Over the course of her fellowship, Mariah has been involved in a variety of projects to further the implementation of economic, social and cultural rights in the United States. She served as Institute Coordinator for the two-day Institute held at Northeastern University School of Law on October 14 and 15, 2010, entitled “Beyond National Security: Immigrant Communities and Economic, Social and Cultural Rights.” The Institute brought together lawyers, activists and scholars to discuss the treatment of noncitizens in the United States and resulted in the drafting of the “Boston Principles on Economic, Social and Cultural Rights of Noncitizens.”
Mariah has also been documenting Vermont’s healthcare reform efforts. She published an article in Clearinghouse Review entitled “Using Human Rights to Move Beyond the Politically Possible,” which explains the role the Vermont Workers’ Center has played in advancing a human right to healthcare in the State of Vermont. Mariah's guest post below discusses the incorporation of human rights principles into universal healthcare legislation passed in Vermont in May 2010.
Mariah dedicates her post to Sojourner Truth (left), the former slave, preacher, abolitionist and women's rights activist (prior IntLawGrrls posts) of whom Mariah says:
Today we are honored to include Sojourner Truth in our list of foremothers just below the "visiting from..." map at right.

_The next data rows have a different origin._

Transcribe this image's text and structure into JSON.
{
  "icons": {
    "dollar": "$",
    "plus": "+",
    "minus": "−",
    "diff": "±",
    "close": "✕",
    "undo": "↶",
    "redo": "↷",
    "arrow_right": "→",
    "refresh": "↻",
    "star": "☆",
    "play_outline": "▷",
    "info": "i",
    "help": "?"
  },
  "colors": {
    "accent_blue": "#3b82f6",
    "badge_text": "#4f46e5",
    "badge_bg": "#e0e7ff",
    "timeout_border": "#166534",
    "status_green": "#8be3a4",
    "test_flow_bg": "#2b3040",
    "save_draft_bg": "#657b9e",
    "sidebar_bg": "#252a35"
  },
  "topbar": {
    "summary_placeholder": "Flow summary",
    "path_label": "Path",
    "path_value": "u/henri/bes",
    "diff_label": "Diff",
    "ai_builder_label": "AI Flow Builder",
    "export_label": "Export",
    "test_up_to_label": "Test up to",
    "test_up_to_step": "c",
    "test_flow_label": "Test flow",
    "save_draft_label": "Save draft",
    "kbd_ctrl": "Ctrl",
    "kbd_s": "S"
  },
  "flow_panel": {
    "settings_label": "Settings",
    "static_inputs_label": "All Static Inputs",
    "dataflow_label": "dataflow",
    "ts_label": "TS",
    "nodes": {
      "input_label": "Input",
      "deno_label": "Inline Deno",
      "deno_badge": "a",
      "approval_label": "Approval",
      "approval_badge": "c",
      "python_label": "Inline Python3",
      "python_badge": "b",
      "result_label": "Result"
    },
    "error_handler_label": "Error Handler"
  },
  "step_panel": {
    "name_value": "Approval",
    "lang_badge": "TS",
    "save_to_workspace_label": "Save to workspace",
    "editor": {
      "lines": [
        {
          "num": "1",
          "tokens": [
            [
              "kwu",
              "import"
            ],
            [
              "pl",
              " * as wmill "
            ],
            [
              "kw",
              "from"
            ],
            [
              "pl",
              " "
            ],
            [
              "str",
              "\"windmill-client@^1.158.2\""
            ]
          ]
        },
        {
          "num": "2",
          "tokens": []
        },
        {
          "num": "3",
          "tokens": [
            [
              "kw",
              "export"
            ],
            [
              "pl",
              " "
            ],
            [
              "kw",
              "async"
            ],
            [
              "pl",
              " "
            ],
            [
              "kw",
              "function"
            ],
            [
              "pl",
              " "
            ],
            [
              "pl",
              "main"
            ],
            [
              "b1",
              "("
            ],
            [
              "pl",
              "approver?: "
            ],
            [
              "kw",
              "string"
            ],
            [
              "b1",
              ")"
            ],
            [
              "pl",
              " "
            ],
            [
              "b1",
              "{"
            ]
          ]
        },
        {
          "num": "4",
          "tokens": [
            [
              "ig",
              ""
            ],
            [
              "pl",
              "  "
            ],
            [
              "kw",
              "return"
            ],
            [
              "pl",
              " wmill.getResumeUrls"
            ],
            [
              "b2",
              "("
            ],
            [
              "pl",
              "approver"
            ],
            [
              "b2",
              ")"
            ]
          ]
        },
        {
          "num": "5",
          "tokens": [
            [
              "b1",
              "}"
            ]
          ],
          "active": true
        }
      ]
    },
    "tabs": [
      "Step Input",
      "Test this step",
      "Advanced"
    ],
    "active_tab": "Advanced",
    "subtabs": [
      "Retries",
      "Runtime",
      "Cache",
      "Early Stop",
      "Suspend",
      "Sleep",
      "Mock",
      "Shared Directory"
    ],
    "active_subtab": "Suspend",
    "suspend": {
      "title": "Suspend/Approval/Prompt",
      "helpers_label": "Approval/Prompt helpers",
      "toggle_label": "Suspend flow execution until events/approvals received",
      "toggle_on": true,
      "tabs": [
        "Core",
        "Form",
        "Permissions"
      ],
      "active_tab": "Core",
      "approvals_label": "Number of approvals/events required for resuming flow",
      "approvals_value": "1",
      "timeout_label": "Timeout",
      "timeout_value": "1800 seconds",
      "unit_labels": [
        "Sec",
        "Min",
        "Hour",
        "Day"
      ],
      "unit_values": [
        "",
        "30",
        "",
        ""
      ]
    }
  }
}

I've always found her "Ain't I a Woman" speech delivered at the 1851 Akron Women's Rights Convention to be particularly inspiring.